In September this year the world will have another chance to agree on strategies for the last five years of working towards the MDGs. World leaders will assemble in a summit organized by the UN. I hope the Pacific will make its mark at this summit, and that we will be able to present new approaches for achieving the MDGs and at an accelerated pace.

In 2000, when the world leaders signed the Millennium Declaration, climate change, rising food and fuel prices and the recent financial and economic crises had not hit us or were outside the main radar of many leaders and development strategists.  We now know how important such issues are and the impact they are having or will have on our development choices moving forward. In the Pacific, the UN played a support role to the Government of Vanuatu in convening the Pacific Conference on the Human Face of the Global Economic Crisis held in Port Vila in February this year. Again, this was an event where UNDP and UN agencies closely partnered with the Pacific Islands Forum Secretariat, the University of the South Pacific, the Secretariat for the Pacific Community, and the Asian Development Bank.

The conference made clear that the emerging challenges as a result of the economic crisis have created the need for better safety nets, sound enabling environments, expansion in accessibility and quality of social services, improved public accountability, greater trade liberalization reforms and removal of barriers to human mobility.  To support countries achieve these ends means that every aid dollar counts.

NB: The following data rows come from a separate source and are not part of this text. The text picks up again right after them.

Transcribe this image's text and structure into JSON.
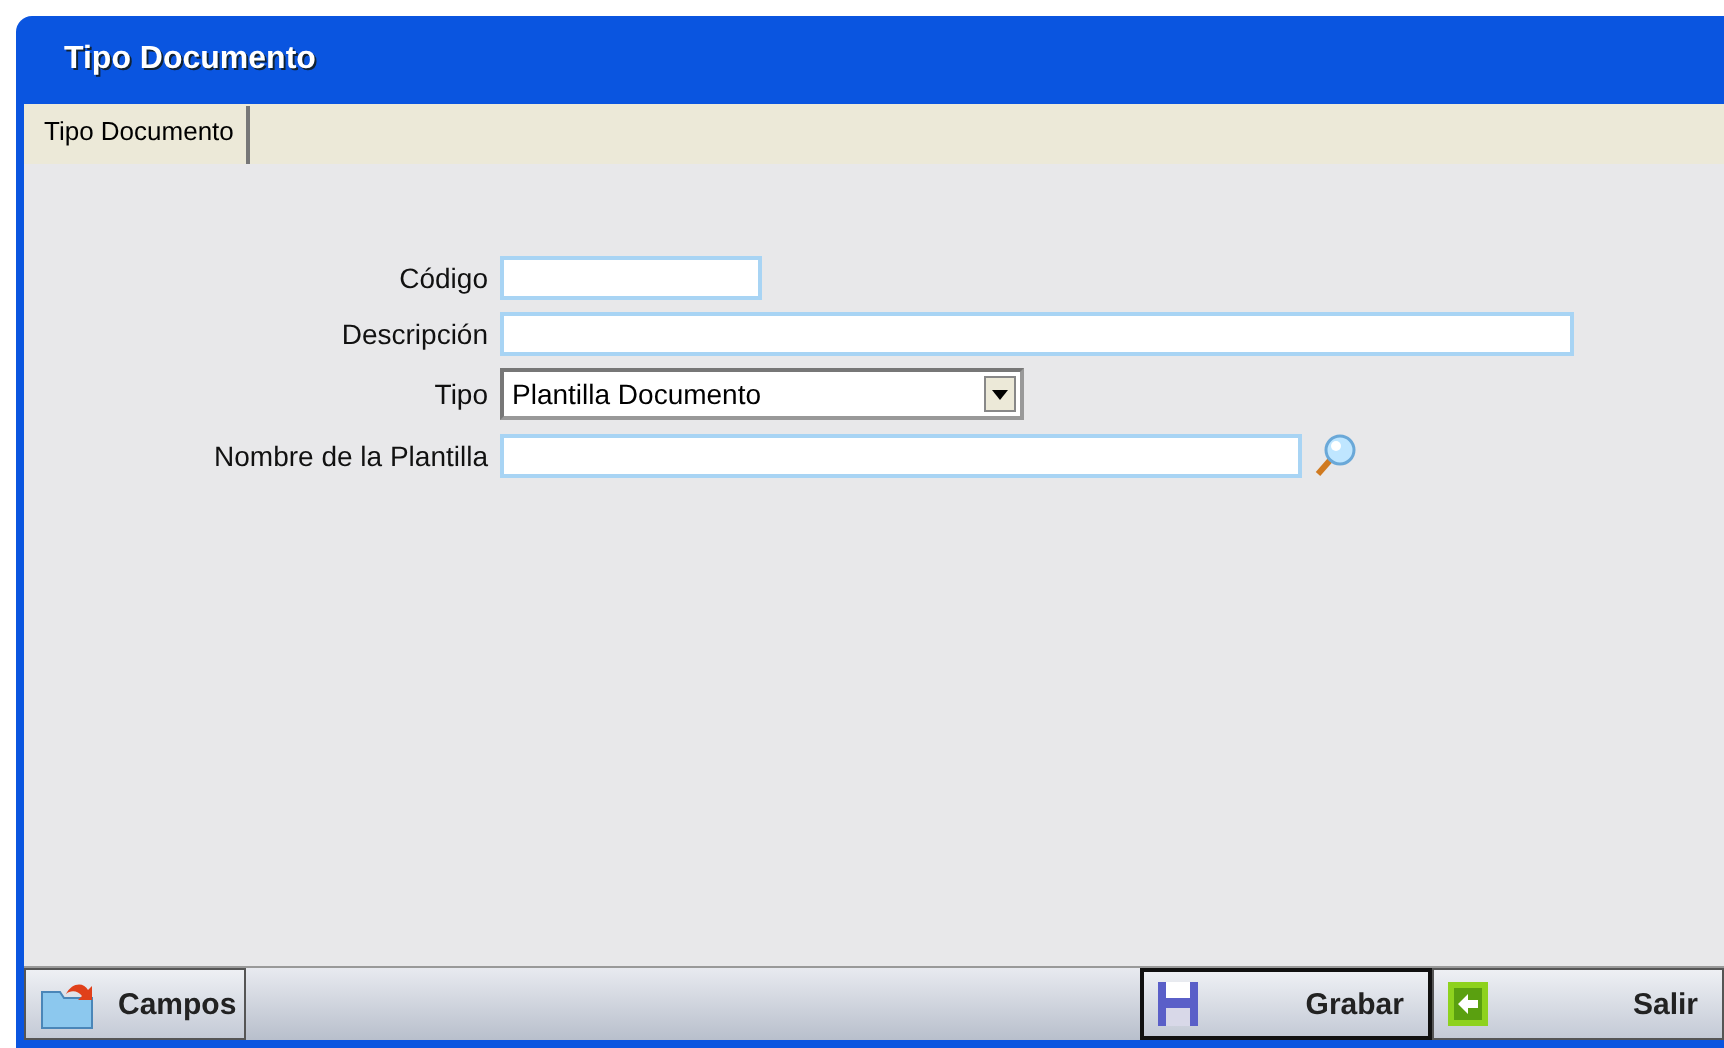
{
  "window": {
    "title": "Tipo Documento"
  },
  "tabs": [
    {
      "label": "Tipo Documento",
      "selected": true
    }
  ],
  "fields": [
    {
      "kind": "text",
      "label": "Código"
    },
    {
      "kind": "text",
      "label": "Descripción"
    },
    {
      "kind": "select",
      "label": "Tipo",
      "value": "Plantilla Documento"
    },
    {
      "kind": "lookup",
      "label": "Nombre de la Plantilla"
    }
  ],
  "toolbar": {
    "left": [
      {
        "label": "Campos",
        "kind": "folder"
      }
    ],
    "right": [
      {
        "label": "Grabar",
        "kind": "save"
      },
      {
        "label": "Salir",
        "kind": "exit"
      }
    ]
  }
}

In some countries, aid is a major component of government revenue for the implementation of national plans. In all cases, aid funds aligned to national planning and budgetary mechanisms that complement domestic resources to meet national development priorities are absolutely essential. All of this will only work if Governments in the region are able to find ways to strengthen their systems so that they are more transparent and accountable, maximises participation in decision making with ethical leadership and overall ensure good governance. (Note: Keith Leonard from ADB may give some attention to Public Financial Management Systems and the need for these to be strengthened).

I assure you that UNDP and all UN partners are here to support your efforts to bring about more effective development for all people living in the Pacific.  The UN also wishes to strengthen partnerships with host countries and with other development partners to this end, and I hope this conference will turn out to be one of the opportunities to do so.  I wish you all a very productive three days.

Thank you.